Monday, August 16, 2010

A Holiday

Yesterday was the Indian Independence Day. There was a worship concert here. It was India meets Hillsong, meets Sud.z drama team, meets Indian dancing, meets fog machines, meets Pentecostal manifestation of the Holy Spirit. They brought in extra speakers and cranked the volume. They like to rejoice hard, blood-pumping, ears ringing, heart bursting. It was beautiful.

I sat in the front row of the balcony where I had a perfect view of the stage and the people below. More than once I glanced below and thought, this is the look of those who have tasted of the sweetness of the presence of light in the midst of a great darkness.

So far, India has not been an experience of highs and lows. It’s been a fairly gentle journey, kissed with the quiet sweetness of the Lord. He is not shouting in my heart, but I sense him walking with me, whispering softly now and then. Sometimes he is almost silent, but present, like a hand pressed upon my shoulder or holding my hand. The pace of life here leaves lots of time to linger, to reflect, to be. This is something I think Indians do right. As Westerners, when we rush from one event to another without stopping, as if we are afraid of missing something, we miss out on so much more.



Here people are more important than events or tasks. If you are not here we’ll wait for you to come. If you need us, we’ll stay with you longer, letting others wait for us. And then we stop and rest before moving on.

“Take rest,” the Indians tell me. “Take rest.” And I do.

Saturday, August 14, 2010

That Hideous Strenth

I just finished reading That Hideous Strength by C.S. Lewis and this quote is returning over and over to my mind:

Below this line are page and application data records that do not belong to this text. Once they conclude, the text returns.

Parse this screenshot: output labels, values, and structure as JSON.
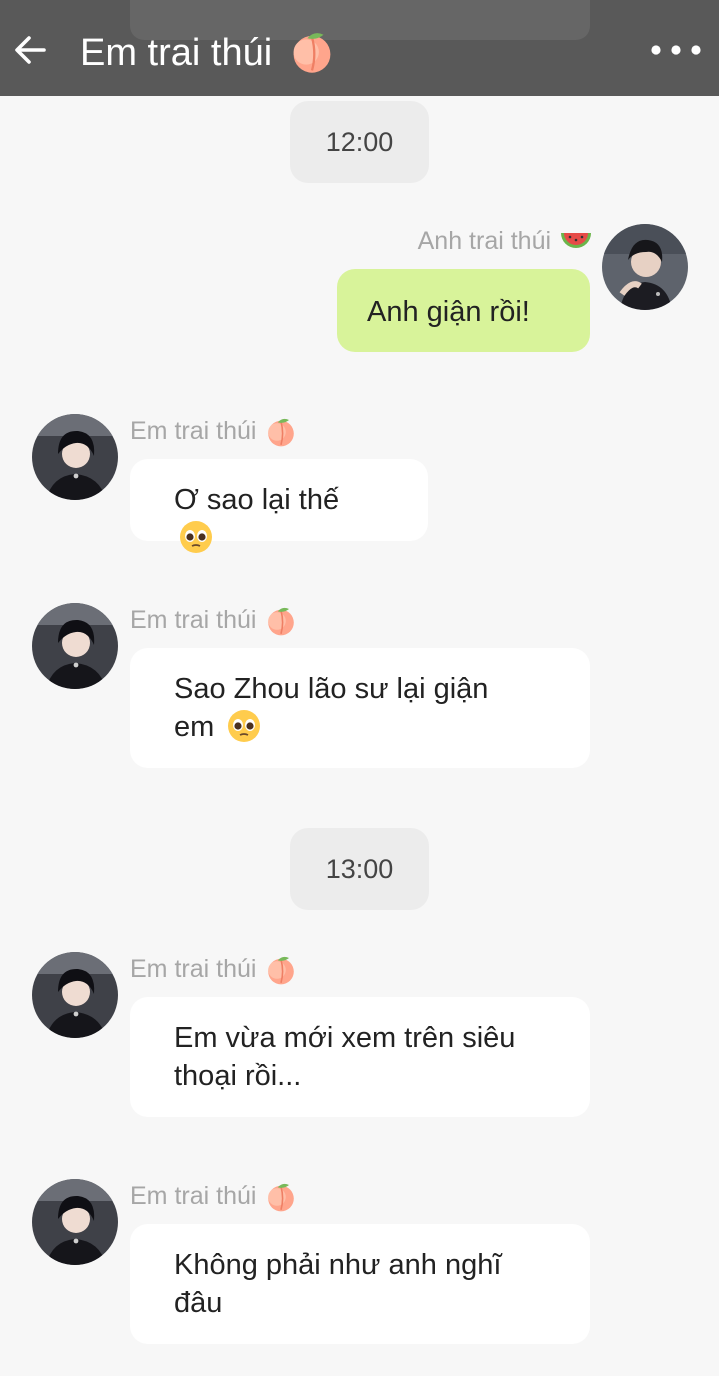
{
  "header": {
    "title": "Em trai thúi",
    "title_emoji": "peach-emoji",
    "back_icon": "back-arrow-icon",
    "more_icon": "more-dots-icon",
    "bg_color": "#595959"
  },
  "timestamps": [
    "12:00",
    "13:00"
  ],
  "me": {
    "name": "Anh trai thúi",
    "name_emoji": "watermelon-emoji",
    "bubble_color": "#d8f39a"
  },
  "other": {
    "name": "Em trai thúi",
    "name_emoji": "peach-emoji",
    "bubble_color": "#ffffff"
  },
  "messages": [
    {
      "sender": "me",
      "text": "Anh giận rồi!"
    },
    {
      "sender": "other",
      "text": "Ơ sao lại thế",
      "emoji": "pleading-face-emoji"
    },
    {
      "sender": "other",
      "line1": "Sao Zhou lão sư lại giận",
      "line2": "em",
      "emoji": "pleading-face-emoji"
    },
    {
      "sender": "other",
      "line1": "Em vừa mới xem trên siêu",
      "line2": "thoại rồi..."
    },
    {
      "sender": "other",
      "line1": "Không phải như anh nghĩ",
      "line2": "đâu"
    }
  ]
}
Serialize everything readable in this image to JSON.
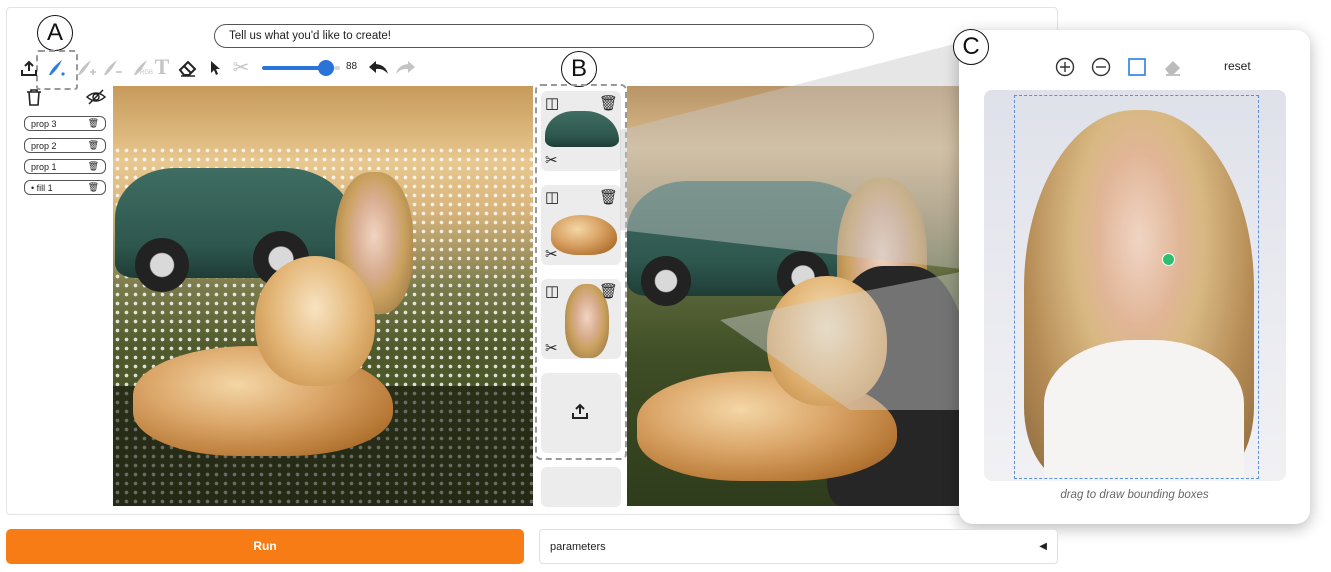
{
  "prompt": {
    "text": "Tell us what you'd like to create!"
  },
  "callouts": {
    "a": "A",
    "b": "B",
    "c": "C"
  },
  "toolbar": {
    "brush_size": "88",
    "tools": [
      "upload-icon",
      "brush-icon",
      "add-brush-icon",
      "subtract-brush-icon",
      "rgb-brush-icon",
      "text-icon",
      "eraser-icon",
      "pointer-icon",
      "scissors-icon",
      "undo-icon",
      "redo-icon"
    ],
    "rgb_label": "RGB",
    "active_color": "#2a7de1",
    "slider_color": "#2a73d9"
  },
  "layers": {
    "items": [
      {
        "label": "prop 3"
      },
      {
        "label": "prop 2"
      },
      {
        "label": "prop 1"
      },
      {
        "label": "• fill 1"
      }
    ]
  },
  "gallery": {
    "upload_icon": "upload-icon"
  },
  "zoom_panel": {
    "reset_label": "reset",
    "caption": "drag to draw bounding boxes",
    "bbox_color": "#5b8fde",
    "point_color": "#2fbf71"
  },
  "actions": {
    "run_label": "Run",
    "run_color": "#f77c16",
    "parameters_label": "parameters",
    "parameters_caret": "◀"
  }
}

“It is enough for the present,” said the Director. “This is the courtesy of Deep Heaven: that when you mean well, He always takes you to have meant better than you knew. It will not be enough for always. He is very jealous. He will have you for no one but Himself in the end. But for tonight, it is enough.”

How good the grace of God is that he sees our feeble attempts to follow him and credits them fuller than we can imagine. He looks at us and sees Christ’s righteousness rather than our own. He is a jealous God and will not be content to let us stay where we are forever, but for now it is enough. Amen.

Friday, August 13, 2010

Things I’ve done this week I’ve never done before:

• Traveled on the left side of the road
• Showered from a bucket
• Eaten with my hands
• Altered my clothes without a machine
• Washed laundry by hand
• Ridden with ten people in a jeep made to comfortably seat six
• Gone to two church services in the same day in two different languages
• Eaten around a table of six where each person was from a different country
• Not paid attention when the electricity goes out
• Been peed on
• Learned to sing part of a song in Hindi
• Successfully eaten Indian curry for breakfast (this is the most recent and important accomplishment)